• WORK TO COMPLETE
Search the entries for the word "http" and pull out each line that has it.

START DATA LISTING

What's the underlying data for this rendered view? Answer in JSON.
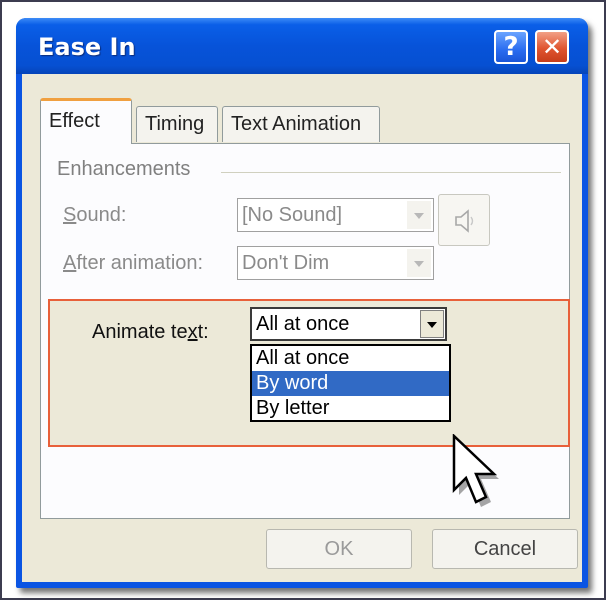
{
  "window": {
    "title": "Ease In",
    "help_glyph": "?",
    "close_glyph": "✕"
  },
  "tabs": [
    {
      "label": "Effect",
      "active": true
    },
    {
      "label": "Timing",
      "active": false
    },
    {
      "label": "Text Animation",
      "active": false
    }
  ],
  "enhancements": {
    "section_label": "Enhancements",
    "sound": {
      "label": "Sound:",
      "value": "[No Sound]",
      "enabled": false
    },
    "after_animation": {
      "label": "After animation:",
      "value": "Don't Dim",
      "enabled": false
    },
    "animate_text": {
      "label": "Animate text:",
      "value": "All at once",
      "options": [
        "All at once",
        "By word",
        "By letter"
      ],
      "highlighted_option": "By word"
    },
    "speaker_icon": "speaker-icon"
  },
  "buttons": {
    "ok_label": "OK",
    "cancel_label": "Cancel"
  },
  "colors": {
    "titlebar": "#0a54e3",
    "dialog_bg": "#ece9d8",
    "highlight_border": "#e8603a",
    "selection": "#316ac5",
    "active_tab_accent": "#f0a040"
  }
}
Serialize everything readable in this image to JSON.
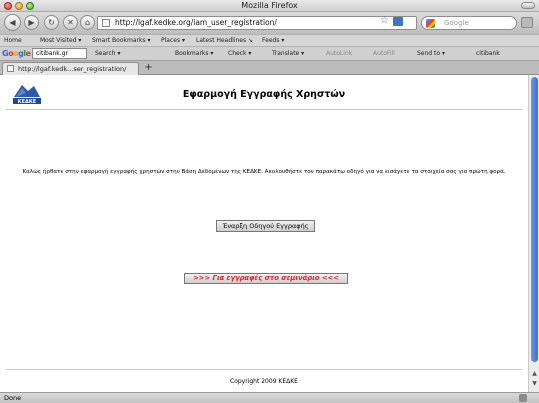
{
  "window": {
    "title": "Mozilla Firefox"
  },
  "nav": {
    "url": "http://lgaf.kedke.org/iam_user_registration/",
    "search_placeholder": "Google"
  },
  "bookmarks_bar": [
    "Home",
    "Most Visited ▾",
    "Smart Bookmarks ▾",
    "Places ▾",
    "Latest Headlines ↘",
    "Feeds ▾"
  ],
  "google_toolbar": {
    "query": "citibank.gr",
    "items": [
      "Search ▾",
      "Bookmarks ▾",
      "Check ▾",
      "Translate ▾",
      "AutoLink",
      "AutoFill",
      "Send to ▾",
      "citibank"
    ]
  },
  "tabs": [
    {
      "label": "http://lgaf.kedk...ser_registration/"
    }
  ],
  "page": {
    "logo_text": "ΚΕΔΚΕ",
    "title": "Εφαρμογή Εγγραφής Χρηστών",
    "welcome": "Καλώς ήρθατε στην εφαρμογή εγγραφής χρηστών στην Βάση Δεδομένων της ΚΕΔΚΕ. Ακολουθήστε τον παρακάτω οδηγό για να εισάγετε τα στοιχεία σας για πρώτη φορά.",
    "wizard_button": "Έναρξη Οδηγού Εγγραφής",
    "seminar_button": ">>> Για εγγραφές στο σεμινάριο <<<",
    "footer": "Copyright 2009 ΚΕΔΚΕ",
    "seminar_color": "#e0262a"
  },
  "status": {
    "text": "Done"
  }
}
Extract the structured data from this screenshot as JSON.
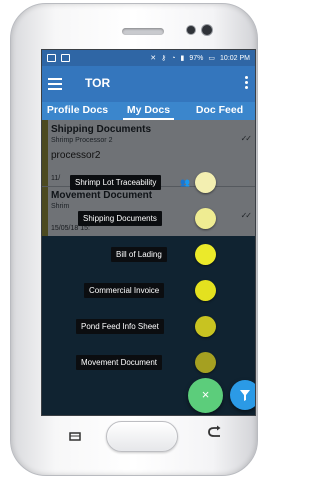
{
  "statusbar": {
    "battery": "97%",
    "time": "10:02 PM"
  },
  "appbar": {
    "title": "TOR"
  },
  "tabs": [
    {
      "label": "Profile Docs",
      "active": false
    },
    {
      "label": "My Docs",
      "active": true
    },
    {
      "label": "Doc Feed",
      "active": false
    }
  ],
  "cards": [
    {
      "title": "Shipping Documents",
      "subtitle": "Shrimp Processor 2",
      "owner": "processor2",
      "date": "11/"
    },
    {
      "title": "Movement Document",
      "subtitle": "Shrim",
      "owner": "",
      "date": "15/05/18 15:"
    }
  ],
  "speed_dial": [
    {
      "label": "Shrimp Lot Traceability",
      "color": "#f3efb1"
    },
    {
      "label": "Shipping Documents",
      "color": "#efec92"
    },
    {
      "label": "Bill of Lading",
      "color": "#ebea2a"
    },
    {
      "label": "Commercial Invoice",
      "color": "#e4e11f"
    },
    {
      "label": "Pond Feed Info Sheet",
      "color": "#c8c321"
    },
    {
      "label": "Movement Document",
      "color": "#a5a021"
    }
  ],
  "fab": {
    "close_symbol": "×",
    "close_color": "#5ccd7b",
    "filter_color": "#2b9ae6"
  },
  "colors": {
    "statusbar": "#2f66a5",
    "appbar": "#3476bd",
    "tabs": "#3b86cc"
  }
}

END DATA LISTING
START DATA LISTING

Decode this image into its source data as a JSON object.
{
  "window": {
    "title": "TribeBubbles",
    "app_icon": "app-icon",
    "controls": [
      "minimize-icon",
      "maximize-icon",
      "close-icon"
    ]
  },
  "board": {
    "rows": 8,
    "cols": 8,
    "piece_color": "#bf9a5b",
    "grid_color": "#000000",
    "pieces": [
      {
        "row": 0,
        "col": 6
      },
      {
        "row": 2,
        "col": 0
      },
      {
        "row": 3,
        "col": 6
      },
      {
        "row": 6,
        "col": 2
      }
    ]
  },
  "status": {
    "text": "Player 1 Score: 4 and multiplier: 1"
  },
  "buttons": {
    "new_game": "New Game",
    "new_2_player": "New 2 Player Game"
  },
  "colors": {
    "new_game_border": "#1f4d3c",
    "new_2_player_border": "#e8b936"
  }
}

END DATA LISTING

• WRITTEN SOLUTION
    "url": "http://lgaf.kedke.org/iam_user_registration/",
      "label": "http://lgaf.kedk...ser_registration/"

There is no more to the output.